The 2012 sugarcane harvest and milling season is running at peak production levels and farmers and millers are rushing to bring in the crop, but cane researchers methodically continue to look for ways to lessen the impact and possibly eliminate the need for field burning.
Ryan Viator, a sugarcane researcher with the United States Department of Agriculture Research Station in Houma, said quick cane growth after the crop has been harvested is vital for producing a profitable sugarcane crop in Louisiana.
"Leaving cold, wet mulch on top of the soil delays plant sprout emergence by two weeks and farmers could lose ten to 35 percent of the crop during that time without mulch removal,” Viator said. "That’s critical when you only have a nine month growing season.”
Viator said he and other researchers continue to look for an economically viable way to remove cane mulch from the fields but nothing yet has proven to be sustainable.
"We have conducted at least ten experiments every season for the last ten years looking at ways to mitigate the effects of cane mulch,” Viator said. "We’re looking at mechanical removal methods and studying new varieties of cane that can tolerate mulch and emerge from the ground without tonnage loss.
"We’ve been growing cane in Louisiana for 218 years and we’ve figured out the best way to grow and harvest cane, but we’re still searching for ways to reduce or eliminate field burning”
"Field burning removes all post-harvest trash left on the soil surface,” said Windell Jackson, American Sugar Cane League. "Leaving the cut sugarcane leaves to compost on the ground prevents the sun from heating up the soil. Leaving mulch in the field keeps the soil damp and promotes fungus and other plant disease growth – diseases that damage and kill the sugarcane root. The sugarcane plant needs early growth. Remember, we’re growing a tropical plant in a sub-tropical zone, so that’s very important.”
Jackson said that farmers can grow up to four crops of sugarcane from one planting.
"The sugarcane stalk that we planted last year will continue to grow for several years,” Jackson said. "Sugarcane is really a tropical grass, and while the surface grass may die over the winter, the roots go dormant and sprout again when the soil temperature rises.”

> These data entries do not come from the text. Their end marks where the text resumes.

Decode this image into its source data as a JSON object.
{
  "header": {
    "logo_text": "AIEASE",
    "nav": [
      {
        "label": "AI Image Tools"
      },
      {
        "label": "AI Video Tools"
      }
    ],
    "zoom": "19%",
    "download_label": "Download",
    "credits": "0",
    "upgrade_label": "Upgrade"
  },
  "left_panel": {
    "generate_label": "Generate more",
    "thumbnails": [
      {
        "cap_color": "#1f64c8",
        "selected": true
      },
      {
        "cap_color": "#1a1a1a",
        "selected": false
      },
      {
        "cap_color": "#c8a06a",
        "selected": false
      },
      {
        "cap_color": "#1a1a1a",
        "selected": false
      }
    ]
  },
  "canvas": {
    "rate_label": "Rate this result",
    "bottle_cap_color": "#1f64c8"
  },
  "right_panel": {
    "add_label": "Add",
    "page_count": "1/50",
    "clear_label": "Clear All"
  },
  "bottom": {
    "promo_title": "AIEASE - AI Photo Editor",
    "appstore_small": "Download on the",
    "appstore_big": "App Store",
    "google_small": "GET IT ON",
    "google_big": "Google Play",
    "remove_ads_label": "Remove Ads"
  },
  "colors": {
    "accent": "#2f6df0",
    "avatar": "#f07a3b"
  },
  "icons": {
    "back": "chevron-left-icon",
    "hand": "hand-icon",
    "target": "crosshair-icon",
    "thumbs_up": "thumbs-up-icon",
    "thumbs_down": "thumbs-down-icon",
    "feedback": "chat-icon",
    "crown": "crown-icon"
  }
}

"You’ve got to take advantage of every opportunity to ensure the next crop has a good head start,” said Wallace Ellender, a Terrebonne Parish sugarcane farmer.
Ellender said modern harvesters cut the sugarcane stalk into eight-inch pieces called billets.

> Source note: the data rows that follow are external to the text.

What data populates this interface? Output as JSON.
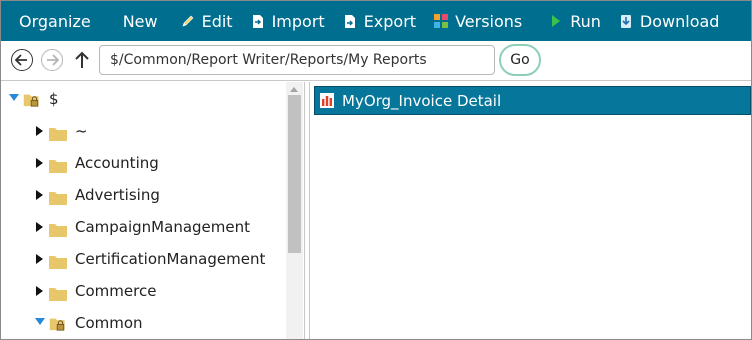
{
  "toolbar": {
    "organize": "Organize",
    "new": "New",
    "edit": "Edit",
    "import": "Import",
    "export": "Export",
    "versions": "Versions",
    "run": "Run",
    "download": "Download"
  },
  "address": {
    "path": "$/Common/Report Writer/Reports/My Reports",
    "go": "Go"
  },
  "tree": {
    "root": "$",
    "items": [
      {
        "label": "~",
        "expanded": false
      },
      {
        "label": "Accounting",
        "expanded": false
      },
      {
        "label": "Advertising",
        "expanded": false
      },
      {
        "label": "CampaignManagement",
        "expanded": false
      },
      {
        "label": "CertificationManagement",
        "expanded": false
      },
      {
        "label": "Commerce",
        "expanded": false
      },
      {
        "label": "Common",
        "expanded": true,
        "locked": true
      }
    ]
  },
  "content": {
    "selected_item": "MyOrg_Invoice Detail"
  },
  "colors": {
    "toolbar_bg": "#006e8e",
    "selected_row": "#06769a",
    "folder": "#e8c66a",
    "expand_arrow": "#2a88d8"
  }
}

"As much as 8,000 to 16,000 pounds of mulch per acre is left on top of the soil after the cane has been harvested,” Ellender said. "It’s very expensive to remove the mulch by mechanical means, but it’s crucial to the health of the future sugarcane plant to remove the trash as soon as possible.”
But sugarcane farmers want to be good neighbors and are mindful that Louisiana communities are growing and expanding into rural areas that were once sugarcane fields, Ellender said.

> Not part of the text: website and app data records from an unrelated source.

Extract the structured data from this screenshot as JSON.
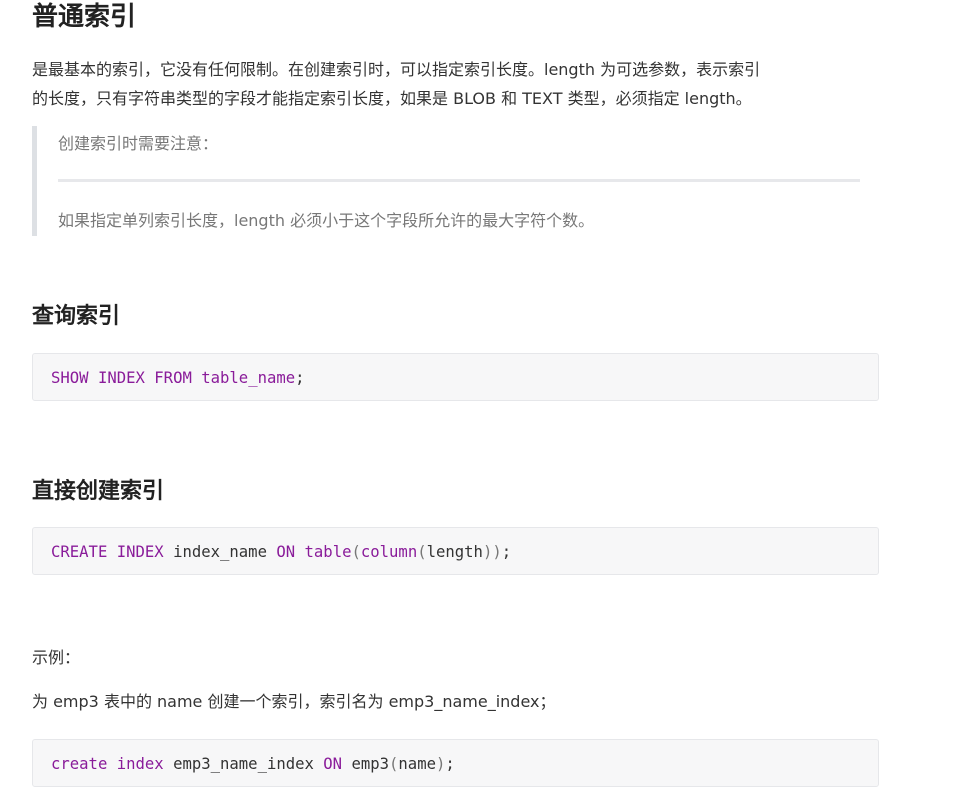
{
  "heading_main": "普通索引",
  "intro": {
    "line1": "是最基本的索引，它没有任何限制。在创建索引时，可以指定索引长度。length 为可选参数，表示索引",
    "line2": "的长度，只有字符串类型的字段才能指定索引长度，如果是 BLOB 和 TEXT 类型，必须指定 length。"
  },
  "note": {
    "title": "创建索引时需要注意：",
    "body": "如果指定单列索引长度，length 必须小于这个字段所允许的最大字符个数。"
  },
  "section_query": {
    "heading": "查询索引",
    "code": {
      "kw1": "SHOW",
      "sp1": " ",
      "kw2": "INDEX",
      "sp2": " ",
      "kw3": "FROM",
      "sp3": " ",
      "kw4": "table_name",
      "p1": ";"
    }
  },
  "section_create": {
    "heading": "直接创建索引",
    "code": {
      "kw1": "CREATE",
      "sp1": " ",
      "kw2": "INDEX",
      "t1": " index_name ",
      "kw3": "ON",
      "sp2": " ",
      "kw4": "table",
      "p1": "(",
      "kw5": "column",
      "p2": "(",
      "t2": "length",
      "p3": "))",
      "t3": ";"
    }
  },
  "example": {
    "label": "示例：",
    "desc": "为 emp3 表中的 name 创建一个索引，索引名为 emp3_name_index；",
    "code": {
      "kw1": "create",
      "sp1": " ",
      "kw2": "index",
      "t1": " emp3_name_index ",
      "kw3": "ON",
      "t2": " emp3",
      "p1": "(",
      "t3": "name",
      "p2": ")",
      "t4": ";"
    }
  }
}
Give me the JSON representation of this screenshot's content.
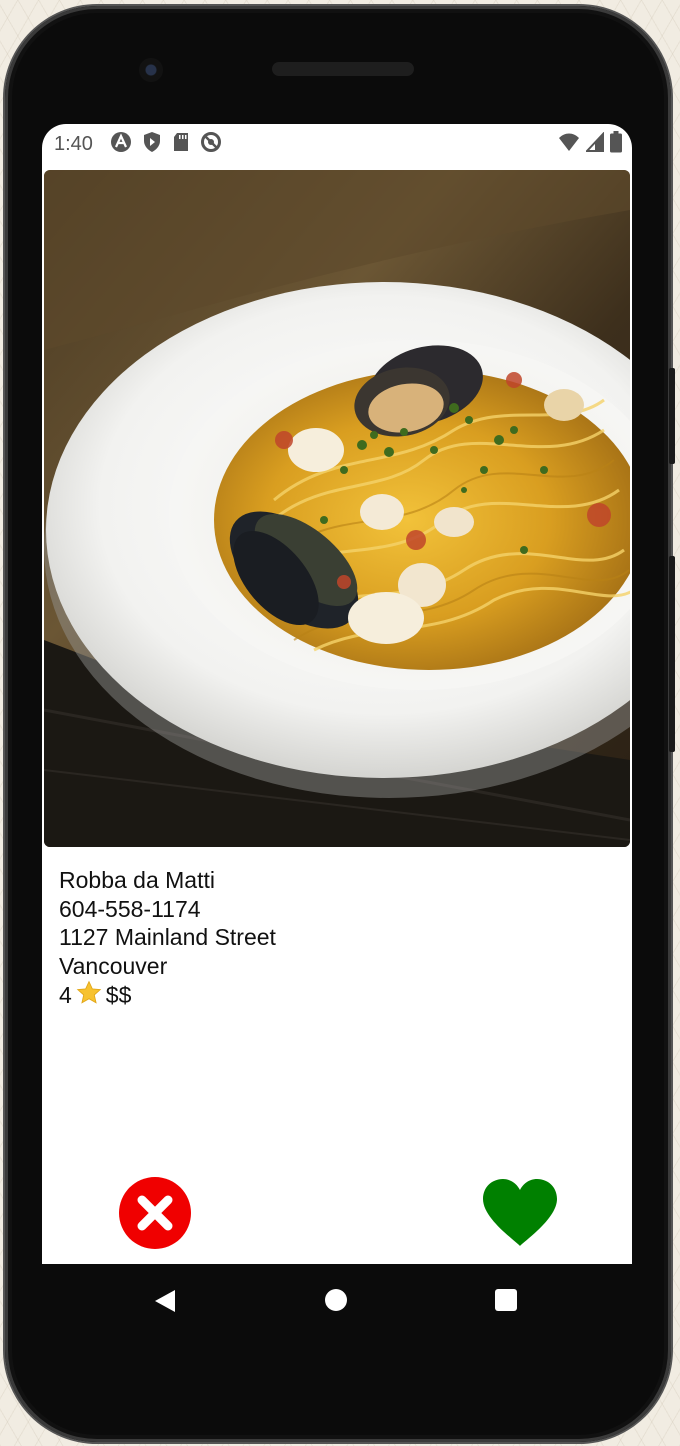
{
  "status_bar": {
    "time": "1:40",
    "left_icons": [
      "app-a-icon",
      "shield-icon",
      "sd-card-icon",
      "no-sync-icon"
    ],
    "right_icons": [
      "wifi-icon",
      "signal-icon",
      "battery-icon"
    ]
  },
  "restaurant": {
    "photo": "seafood-pasta-photo",
    "name": "Robba da Matti",
    "phone": "604-558-1174",
    "address": "1127 Mainland Street",
    "city": "Vancouver",
    "rating": "4",
    "rating_icon": "star-icon",
    "price": "$$"
  },
  "actions": {
    "reject_icon": "close-circle-icon",
    "like_icon": "heart-icon",
    "reject_color": "#f00000",
    "like_color": "#008000"
  },
  "nav_bar": {
    "items": [
      "back",
      "home",
      "recents"
    ]
  }
}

"We don’t burn cane fields near hospitals, nursing homes and schools when students are present.” Ellender said. "We remove the mulch from those fields by mechanical methods. It costs us a little more but we’re trying to make sure patients aren’t disturbed.”
Modern farmers have also ended some burning practices that were once common on the farm, Ellender added.
"Our grandfathers used to burn everything, but we’ve stopped a lot of indiscriminate burning,” Ellender said. "We won’t burn a field if we know we’re not going to re-plant that acreage next year, and we don’t burn fallow fields either.”
Ken Gravois, a sugarcane researcher with the LSU AgCenter, said his agency developed burning protocols in conjunction with the Louisiana Department of Agriculture and Forestry to minimize the impact of field burning to the public.
The course teaches farmers about safety, the best time to burn, fire behavior and other burn management techniques.
"It’s strongly recommended that farmers and their employees be certified by the state as a ‘Certified Prescribed Burn Manager’ and only burn when the weather conditions are safe,” Gravois said.
Area doctors say it’s unfortunate that the sugarcane harvest and the accompanying field burning practices occur at the height of ragweed season in Louisiana.
Dr. Chad Simon, an ear, nose and throat specialist who practices in the Thibodaux-Houma area with the Hagan Beyer Clinic, said field smoke aggravates allergy symptoms but is not always the scapegoat cause of respiratory illness.
"There’s no doubt that sugarcane smoke is an irritant and can aggravate the symptoms of allergy sufferers,” Simon said. "The symptoms are very similar, but the disease process is different. Unfortunately, cane burning season coincides with ragweed season, so we're seeing a lot of both, and a lot of the time, even we can't figure out which is which immediately.”
Dr. Simon offered these suggestions to Sugar Belt residents to minimize smoke effects on their respiratory systems:
– Stay indoors if possible during ragweed season and the peak sugarcane field burning hours of 10 a.m. – 4 p.m.
– Use a sinus rinse to keep sinuses healthy. Pre-package sinus rinses are available at your local pharmacy.
– If the sinus wash doesn’t help your symptoms, consider visiting your doctor.
Information on the controlled burn procedures may be found at the LSU AgCenter website.